I'm more curious as to who the bottom teams are. While the top salary follows a typical bell curve, the bottom salary hardly budges over 20 years (comparatively speaking). I wonder if it's the same teams consistently at the bottom. For example, if the Pirates have basically the same payroll for 20 years, they shouldn't act so shocked that they stink. It's either time to change ownership, move the team, or close up shop. (20 years is NOT a small sample size. If you can't get something going in that long a time, maybe it's time to confront the elephant in the room.)
You can get to all of the data here: http://content.usatoday.com/sportsdata/baseball/m…
I find it interesting that, of the three REALLY low payrolls last year, one of the teams was terrible, one of them nearly won their division, and the other continues to be a perennial .500 team.
And they're all in the National League.
It would be interesting to see the same data expressed in percentages — as in: the lowest payroll was what percentage of the highest? A $14.4 million gap shown as a percentage would have one size bar if the two team salaries were $8 million against $22.4 million (the lower team salary being 35.7% of the higher) and quite another if the two respective payrolls had the same gap but were $64 million and $78.4 million (making the lower team salary 80.6% of the higher). It might make for a totally different looking chart.

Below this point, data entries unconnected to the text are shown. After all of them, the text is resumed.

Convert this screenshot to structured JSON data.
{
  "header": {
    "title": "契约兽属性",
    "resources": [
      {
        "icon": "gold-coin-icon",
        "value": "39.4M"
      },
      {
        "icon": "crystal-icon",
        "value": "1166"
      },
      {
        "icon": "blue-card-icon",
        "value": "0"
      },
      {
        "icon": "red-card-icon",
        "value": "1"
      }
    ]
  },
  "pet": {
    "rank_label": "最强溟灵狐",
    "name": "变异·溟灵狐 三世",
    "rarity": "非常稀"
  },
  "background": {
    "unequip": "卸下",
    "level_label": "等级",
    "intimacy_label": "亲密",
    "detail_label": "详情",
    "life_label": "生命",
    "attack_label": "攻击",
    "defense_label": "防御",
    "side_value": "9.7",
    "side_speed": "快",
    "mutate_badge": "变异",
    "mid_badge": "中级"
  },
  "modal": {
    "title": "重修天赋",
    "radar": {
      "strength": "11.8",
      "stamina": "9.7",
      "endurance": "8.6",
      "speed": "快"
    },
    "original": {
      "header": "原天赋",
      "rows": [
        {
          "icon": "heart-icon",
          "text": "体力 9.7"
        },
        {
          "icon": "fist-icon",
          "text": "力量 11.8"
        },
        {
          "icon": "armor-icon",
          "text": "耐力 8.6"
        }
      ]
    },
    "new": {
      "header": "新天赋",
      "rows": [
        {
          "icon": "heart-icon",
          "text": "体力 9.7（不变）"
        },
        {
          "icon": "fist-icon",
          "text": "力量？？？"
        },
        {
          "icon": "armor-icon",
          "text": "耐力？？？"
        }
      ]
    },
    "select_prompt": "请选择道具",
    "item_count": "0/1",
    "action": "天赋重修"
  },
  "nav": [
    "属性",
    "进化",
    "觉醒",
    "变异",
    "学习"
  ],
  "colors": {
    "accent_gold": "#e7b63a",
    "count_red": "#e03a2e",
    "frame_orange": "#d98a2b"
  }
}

According to that site, the 1998 Orioles had the highest payroll that year. In 1997 it was the Yankees with the highest.
ha… almost awesome